Proceedings of The 2nd International Conference on New Trends in Teaching and Education
An analysis of the conceptual link between stress, emotional labour and burnout among teachers in further education (FE) in the U.K
Walifa Rasheed-Karim, Jacqui Harrison

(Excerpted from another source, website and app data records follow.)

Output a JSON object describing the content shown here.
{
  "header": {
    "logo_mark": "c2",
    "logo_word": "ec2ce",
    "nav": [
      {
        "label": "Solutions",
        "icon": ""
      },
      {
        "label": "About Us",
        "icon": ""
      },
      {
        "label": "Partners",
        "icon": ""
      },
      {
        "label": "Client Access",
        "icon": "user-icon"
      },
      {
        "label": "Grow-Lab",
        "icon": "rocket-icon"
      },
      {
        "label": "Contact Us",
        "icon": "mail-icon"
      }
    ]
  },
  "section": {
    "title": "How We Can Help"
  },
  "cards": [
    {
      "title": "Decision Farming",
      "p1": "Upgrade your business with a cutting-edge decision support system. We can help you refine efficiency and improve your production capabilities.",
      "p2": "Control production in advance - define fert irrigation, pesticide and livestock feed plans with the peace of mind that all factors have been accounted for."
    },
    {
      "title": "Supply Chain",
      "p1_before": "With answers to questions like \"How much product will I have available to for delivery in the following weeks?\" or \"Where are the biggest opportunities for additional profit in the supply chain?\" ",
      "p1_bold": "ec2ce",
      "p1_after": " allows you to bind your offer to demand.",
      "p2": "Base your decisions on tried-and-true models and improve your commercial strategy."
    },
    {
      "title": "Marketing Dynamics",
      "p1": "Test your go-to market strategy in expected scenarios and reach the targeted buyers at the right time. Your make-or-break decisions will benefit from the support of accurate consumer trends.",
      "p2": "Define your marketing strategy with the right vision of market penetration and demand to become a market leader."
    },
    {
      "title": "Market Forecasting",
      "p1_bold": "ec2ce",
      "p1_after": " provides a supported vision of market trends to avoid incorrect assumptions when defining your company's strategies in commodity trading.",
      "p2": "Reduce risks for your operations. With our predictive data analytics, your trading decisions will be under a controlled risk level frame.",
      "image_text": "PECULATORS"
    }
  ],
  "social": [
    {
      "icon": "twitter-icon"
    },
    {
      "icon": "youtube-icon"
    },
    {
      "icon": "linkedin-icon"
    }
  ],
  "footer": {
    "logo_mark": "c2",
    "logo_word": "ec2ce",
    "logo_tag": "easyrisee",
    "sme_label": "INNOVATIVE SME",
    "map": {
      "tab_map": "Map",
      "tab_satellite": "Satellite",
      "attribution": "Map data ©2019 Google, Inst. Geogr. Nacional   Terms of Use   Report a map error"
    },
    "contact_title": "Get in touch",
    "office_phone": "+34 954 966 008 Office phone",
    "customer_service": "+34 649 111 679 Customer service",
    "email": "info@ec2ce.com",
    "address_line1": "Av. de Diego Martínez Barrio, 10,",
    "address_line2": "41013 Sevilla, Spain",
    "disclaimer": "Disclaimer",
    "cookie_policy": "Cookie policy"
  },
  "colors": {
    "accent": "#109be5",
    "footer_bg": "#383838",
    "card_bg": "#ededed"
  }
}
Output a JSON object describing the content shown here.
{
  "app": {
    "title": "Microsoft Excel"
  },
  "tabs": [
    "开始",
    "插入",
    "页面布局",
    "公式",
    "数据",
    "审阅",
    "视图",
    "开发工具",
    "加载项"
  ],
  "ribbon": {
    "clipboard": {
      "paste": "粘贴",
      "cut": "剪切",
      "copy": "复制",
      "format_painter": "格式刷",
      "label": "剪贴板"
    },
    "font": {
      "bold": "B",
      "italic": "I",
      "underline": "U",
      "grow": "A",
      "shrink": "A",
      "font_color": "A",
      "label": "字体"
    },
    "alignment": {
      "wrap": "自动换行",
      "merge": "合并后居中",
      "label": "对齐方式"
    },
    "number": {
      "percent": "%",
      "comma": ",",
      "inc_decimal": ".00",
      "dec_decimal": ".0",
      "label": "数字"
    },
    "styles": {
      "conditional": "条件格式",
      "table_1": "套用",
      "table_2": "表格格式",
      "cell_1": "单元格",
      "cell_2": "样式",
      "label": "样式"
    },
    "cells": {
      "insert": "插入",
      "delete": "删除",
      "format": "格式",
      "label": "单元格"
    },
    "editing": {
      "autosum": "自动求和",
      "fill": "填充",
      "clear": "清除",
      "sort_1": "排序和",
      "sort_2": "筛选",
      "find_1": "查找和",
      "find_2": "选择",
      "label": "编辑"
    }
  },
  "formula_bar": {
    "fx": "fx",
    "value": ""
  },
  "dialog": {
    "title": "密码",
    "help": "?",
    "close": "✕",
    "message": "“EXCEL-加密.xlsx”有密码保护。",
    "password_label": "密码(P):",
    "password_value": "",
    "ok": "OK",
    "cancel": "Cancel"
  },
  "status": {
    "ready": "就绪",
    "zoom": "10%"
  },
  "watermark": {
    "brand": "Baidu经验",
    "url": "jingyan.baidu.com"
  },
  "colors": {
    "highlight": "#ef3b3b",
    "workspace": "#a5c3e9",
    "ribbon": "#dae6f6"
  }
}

The extent to which stressors found in FE and adult education are associated with emotional labour and burnout has yet to be elucidated (Rasheed-Karim, 2020). A more extensive examination is made of the extent to which stressors impact on teachers in further and adult education, and the extent to which this can result in emotional labour and burnout. A mixed methods approach was taken where participants (post14/16 teachers N=61) completed the Emotional Labour Scale (Brotheridge & Lee, 2010) and Burnout Scale (Maslach, 1993) in addition to free-flow responses to questions concerning the types of stressors they experience in the workplace. The emergent themes indicated the main stressors were workloads on managers who also teach and teachers’ lack of satisfaction with their attitudes to practice. Others included student behaviours and government legislation and policy. The results according to the emotional labour scale for educators and the burnout scale indicated that teachers used emotions as part of their job role. Teachers did not use stressors in a negative way but would use stressors as facilitators of emotional labour which helped them to counteract the negative aspects of burnout. In opposition to the prevailing view, the current findings showed there is a link between stressors, emotional labour and burnout. Furthermore, surface acting was associated with teachers who worked in basic skills, health and teacher training as well as those who worked between 18-25 hours and over 31 hours. The results have implications for change in policy and practice in FE.
Keywords: post 14/16 teachers; wellbeing.